■ What is needed ■
Among the records below, find each line containing the word "current" and copy it.

■ Extracted data ■
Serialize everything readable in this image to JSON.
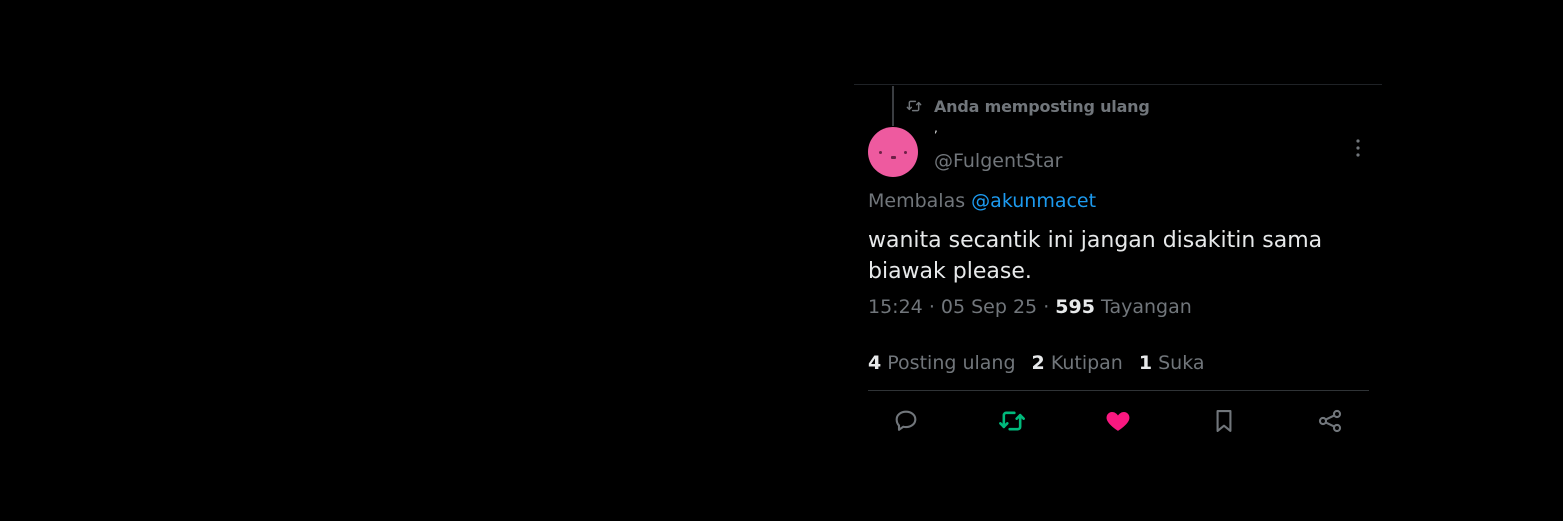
{
  "tweet": {
    "repost_label": "Anda memposting ulang",
    "display_name": ",",
    "handle": "@FulgentStar",
    "reply_prefix": "Membalas",
    "reply_to": "@akunmacet",
    "text": "wanita secantik ini jangan disakitin sama biawak please.",
    "time": "15:24",
    "date": "05 Sep 25",
    "separator": "·",
    "views_count": "595",
    "views_label": "Tayangan",
    "stats": {
      "reposts_count": "4",
      "reposts_label": "Posting ulang",
      "quotes_count": "2",
      "quotes_label": "Kutipan",
      "likes_count": "1",
      "likes_label": "Suka"
    },
    "actions": [
      {
        "name": "reply",
        "icon": "reply-icon"
      },
      {
        "name": "repost",
        "icon": "repost-icon",
        "active": true
      },
      {
        "name": "like",
        "icon": "heart-icon",
        "active": true
      },
      {
        "name": "bookmark",
        "icon": "bookmark-icon"
      },
      {
        "name": "share",
        "icon": "share-icon"
      }
    ]
  },
  "colors": {
    "background": "#000000",
    "text_primary": "#e7e9ea",
    "text_secondary": "#71767b",
    "link": "#1d9bf0",
    "repost_active": "#00ba7c",
    "like_active": "#f91880",
    "avatar": "#ee5a9f"
  }
}
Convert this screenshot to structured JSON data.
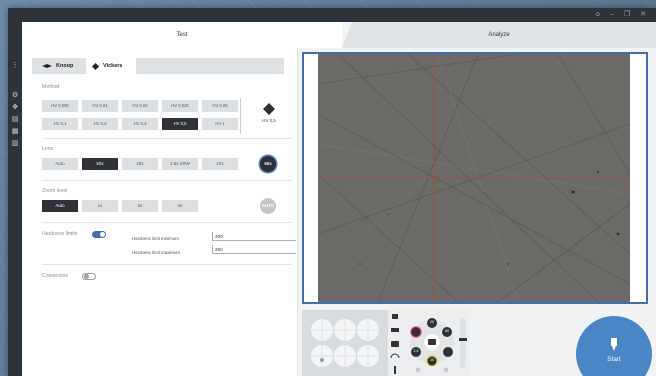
{
  "window": {
    "controls": [
      "ᴑ",
      "–",
      "❐",
      "✕"
    ]
  },
  "tabs": {
    "test": "Test",
    "analyze": "Analyze"
  },
  "method_tabs": {
    "knoop": "Knoop",
    "vickers": "Vickers"
  },
  "method": {
    "label": "Method",
    "buttons": [
      "HV 0,005",
      "HV 0,01",
      "HV 0,02",
      "HV 0,025",
      "HV 0,05",
      "HV 0,1",
      "HV 0,2",
      "HV 0,3",
      "HV 0,5",
      "HV 1"
    ],
    "selected_index": 8,
    "current": "HV 0,5"
  },
  "lens": {
    "label": "Lens",
    "buttons": [
      "Auto",
      "50x",
      "20x",
      "2.5x nRW",
      "10x"
    ],
    "selected_index": 1,
    "current": "50x"
  },
  "zoom": {
    "label": "Zoom level",
    "buttons": [
      "Auto",
      "1x",
      "2x",
      "4x"
    ],
    "selected_index": 0,
    "current": "AUTO"
  },
  "hardness": {
    "label": "Hardness limits",
    "enabled": true,
    "min_label": "Hardness limit minimum",
    "min_value": "200",
    "max_label": "Hardness limit maximum",
    "max_value": "250"
  },
  "conversion": {
    "label": "Conversion",
    "enabled": false
  },
  "dial": {
    "top": "20",
    "right_top": "50",
    "left_bottom": "2.5",
    "bottom": "10"
  },
  "start": {
    "label": "Start"
  },
  "colors": {
    "accent": "#3f6fb0",
    "start_button": "#4a86c6",
    "selected": "#2e3236",
    "crosshair": "#c0392b"
  },
  "icons": {
    "knoop": "knoop-indenter-icon",
    "vickers": "vickers-diamond-icon",
    "start": "indenter-icon"
  }
}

■ Answer area ■
    "current": "HV 0,5"
    "current": "50x"
    "current": "AUTO"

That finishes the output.